## Work request
The word "this" marks the lines to find; copy every such line from the data below.

Excerpts from an interface dataset:

■ ■ ■ ■ ■

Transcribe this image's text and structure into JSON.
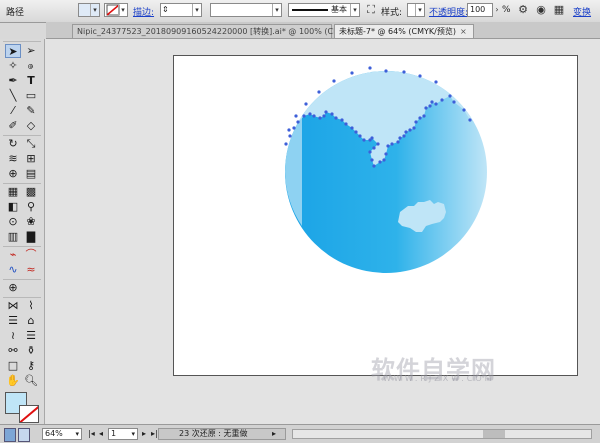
{
  "control_bar": {
    "object_type": "路径",
    "stroke_label": "描边:",
    "stroke_profile_label": "基本",
    "style_label": "样式:",
    "opacity_label": "不透明度:",
    "opacity_value": "100",
    "opacity_unit": "%",
    "transform_label": "变换"
  },
  "tabs": [
    {
      "label": "Nipic_24377523_20180909160524220000 [转换].ai* @ 100% (CMYK/预览)"
    },
    {
      "label": "未标题-7* @ 64% (CMYK/预览)"
    }
  ],
  "status_bar": {
    "zoom": "64%",
    "page": "1",
    "status_text": "23 次还原 : 无重做"
  },
  "watermark": {
    "text": "软件自学网",
    "subtext": "WWW.RJZXW.COM"
  },
  "colors": {
    "globe_light": "#bfe5f7",
    "globe_blue": "#1aa3e6",
    "anchor_point": "#3d5fd9"
  }
}
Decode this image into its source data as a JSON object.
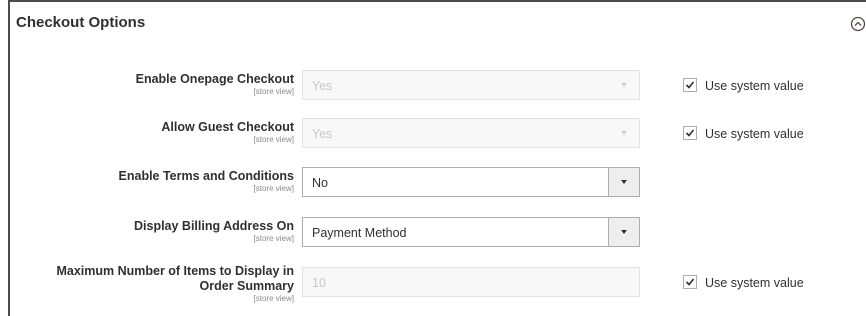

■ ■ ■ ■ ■

## Reply to the exercise
Transcribe this image's text and structure into JSON.
Decode this image into its source data as a JSON object.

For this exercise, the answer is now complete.